Some of the thousands of illegal Tunisian immigrants who have landed in Italy this month have headed on to France, where they have not exactly received a warm welcome.
France has not experienced the same massive numbers of Tunisian immigrants who have overwhelmed the tiny Italian island of Lampedusa. But some of them have since crossed Italy's border, hoping for a better life here.
Refugee rights advocate Jean Francois Bloquin says many left the North African country for economic reasons.
Bloquin told French radio these immigrants are seeking jobs, not political protection. Economic hardship was among the factors driving protests in the North African country that ultimately ousted long-time president Zine el Abidine Ben Ali.
While France and other European countries have promised assistance to help Tunisia get back on its feet, they have also vowed to step up coastal patrols to prevent more illegals from crossing the Mediterranean.
France's European affairs minister, Laurent Wauquiez, echoes the government's line - that these Tunisians will be treated like any other economic migrants. That usually means deporting those who arrive here illegally.

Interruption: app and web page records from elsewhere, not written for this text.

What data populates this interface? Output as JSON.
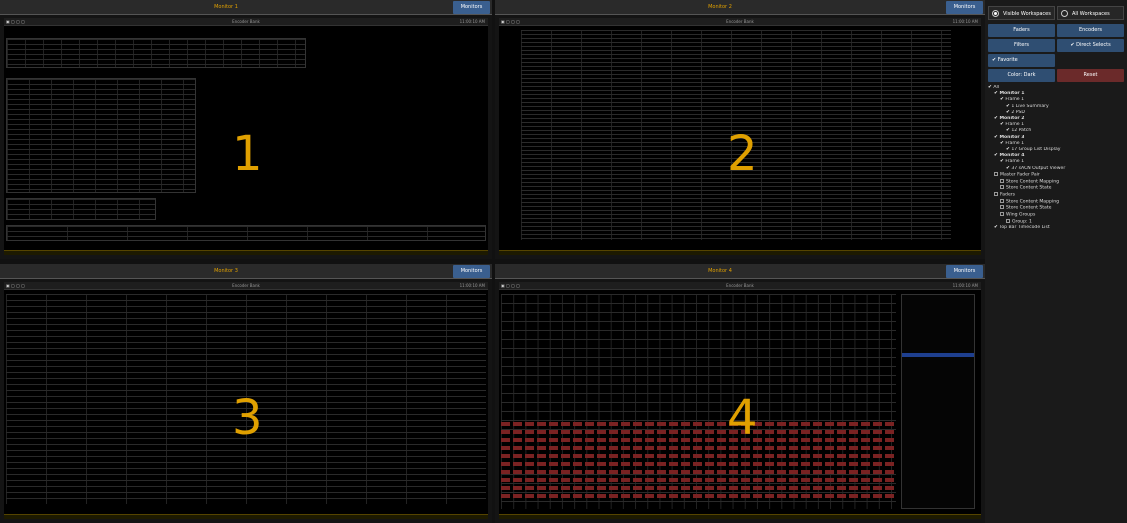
{
  "monitors": [
    {
      "title": "Monitor 1",
      "button": "Monitors",
      "label": "1",
      "toolbar": "Encoder Bank",
      "clock": "11:00:10 AM"
    },
    {
      "title": "Monitor 2",
      "button": "Monitors",
      "label": "2",
      "toolbar": "Encoder Bank",
      "clock": "11:00:10 AM"
    },
    {
      "title": "Monitor 3",
      "button": "Monitors",
      "label": "3",
      "toolbar": "Encoder Bank",
      "clock": "11:00:10 AM"
    },
    {
      "title": "Monitor 4",
      "button": "Monitors",
      "label": "4",
      "toolbar": "Encoder Bank",
      "clock": "11:00:10 AM"
    }
  ],
  "panel": {
    "visible_workspaces": "Visible Workspaces",
    "all_workspaces": "All Workspaces",
    "faders": "Faders",
    "encoders": "Encoders",
    "filters": "Filters",
    "direct_selects": "Direct Selects",
    "favorite": "Favorite",
    "color": "Color: Dark",
    "reset": "Reset",
    "tree": [
      {
        "t": "All",
        "lvl": 0,
        "bold": false,
        "chk": true
      },
      {
        "t": "Monitor 1",
        "lvl": 1,
        "bold": true,
        "chk": true
      },
      {
        "t": "Frame 1",
        "lvl": 2,
        "bold": false,
        "chk": true
      },
      {
        "t": "1 Live Summary",
        "lvl": 3,
        "bold": false,
        "chk": true
      },
      {
        "t": "2 PSD",
        "lvl": 3,
        "bold": false,
        "chk": true
      },
      {
        "t": "Monitor 2",
        "lvl": 1,
        "bold": true,
        "chk": true
      },
      {
        "t": "Frame 1",
        "lvl": 2,
        "bold": false,
        "chk": true
      },
      {
        "t": "12 Patch",
        "lvl": 3,
        "bold": false,
        "chk": true
      },
      {
        "t": "Monitor 3",
        "lvl": 1,
        "bold": true,
        "chk": true
      },
      {
        "t": "Frame 1",
        "lvl": 2,
        "bold": false,
        "chk": true
      },
      {
        "t": "17 Group List Display",
        "lvl": 3,
        "bold": false,
        "chk": true
      },
      {
        "t": "Monitor 4",
        "lvl": 1,
        "bold": true,
        "chk": true
      },
      {
        "t": "Frame 1",
        "lvl": 2,
        "bold": false,
        "chk": true
      },
      {
        "t": "37 sACN Output Viewer",
        "lvl": 3,
        "bold": false,
        "chk": true
      },
      {
        "t": "Master Fader Pair",
        "lvl": 1,
        "bold": false,
        "chk": false
      },
      {
        "t": "Store Content Mapping",
        "lvl": 2,
        "bold": false,
        "chk": false
      },
      {
        "t": "Store Content State",
        "lvl": 2,
        "bold": false,
        "chk": false
      },
      {
        "t": "Faders",
        "lvl": 1,
        "bold": false,
        "chk": false
      },
      {
        "t": "Store Content Mapping",
        "lvl": 2,
        "bold": false,
        "chk": false
      },
      {
        "t": "Store Content State",
        "lvl": 2,
        "bold": false,
        "chk": false
      },
      {
        "t": "Wing Groups",
        "lvl": 2,
        "bold": false,
        "chk": false
      },
      {
        "t": "Group: 1",
        "lvl": 3,
        "bold": false,
        "chk": false
      },
      {
        "t": "Top Bar Timecode List",
        "lvl": 1,
        "bold": false,
        "chk": true
      }
    ]
  }
}
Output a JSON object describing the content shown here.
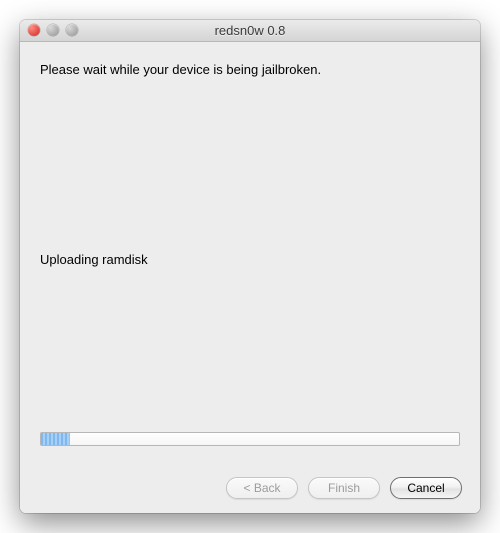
{
  "window": {
    "title": "redsn0w 0.8"
  },
  "content": {
    "instruction": "Please wait while your device is being jailbroken.",
    "status": "Uploading ramdisk"
  },
  "progress": {
    "percent": 7
  },
  "buttons": {
    "back": "< Back",
    "finish": "Finish",
    "cancel": "Cancel"
  }
}
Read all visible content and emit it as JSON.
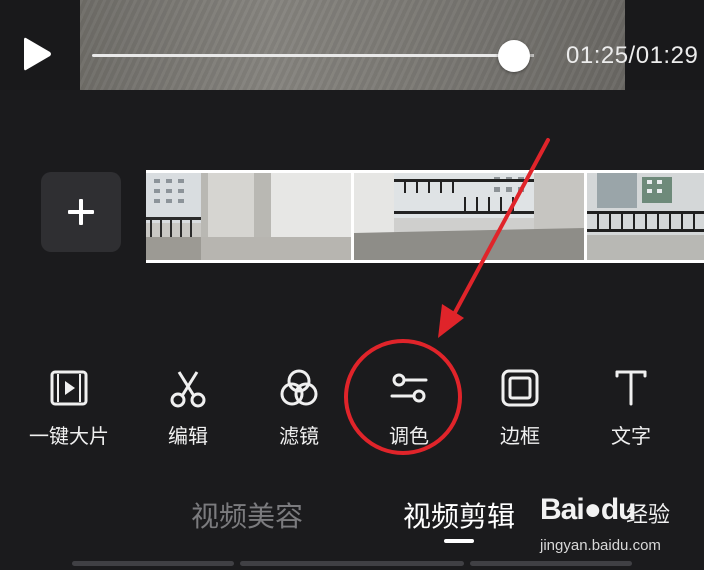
{
  "player": {
    "time": "01:25/01:29",
    "progress_fraction": 0.955
  },
  "timeline": {
    "add_label": "+"
  },
  "tools": [
    {
      "label": "一键大片",
      "icon": "film-play-icon"
    },
    {
      "label": "编辑",
      "icon": "scissors-icon"
    },
    {
      "label": "滤镜",
      "icon": "filter-circles-icon"
    },
    {
      "label": "调色",
      "icon": "sliders-icon"
    },
    {
      "label": "边框",
      "icon": "frame-icon"
    },
    {
      "label": "文字",
      "icon": "text-icon"
    }
  ],
  "tabs": [
    {
      "label": "视频美容",
      "active": false
    },
    {
      "label": "视频剪辑",
      "active": true
    }
  ],
  "watermark": {
    "logo": "Bai",
    "logo_tail": "du",
    "cn": "经验",
    "url": "jingyan.baidu.com"
  },
  "annotation": {
    "highlight_color": "#e0242a"
  }
}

As Paris adopts a tough stance toward Tunisian immigrants, it is trying to improve ties with its former colony following a series of diplomatic gaffes. On Saturday, hundreds of people protested in Tunis against France's new ambassador to Tunisia, after he responded testily to a journalist. The ambassador, Boris Boillon, has apologized.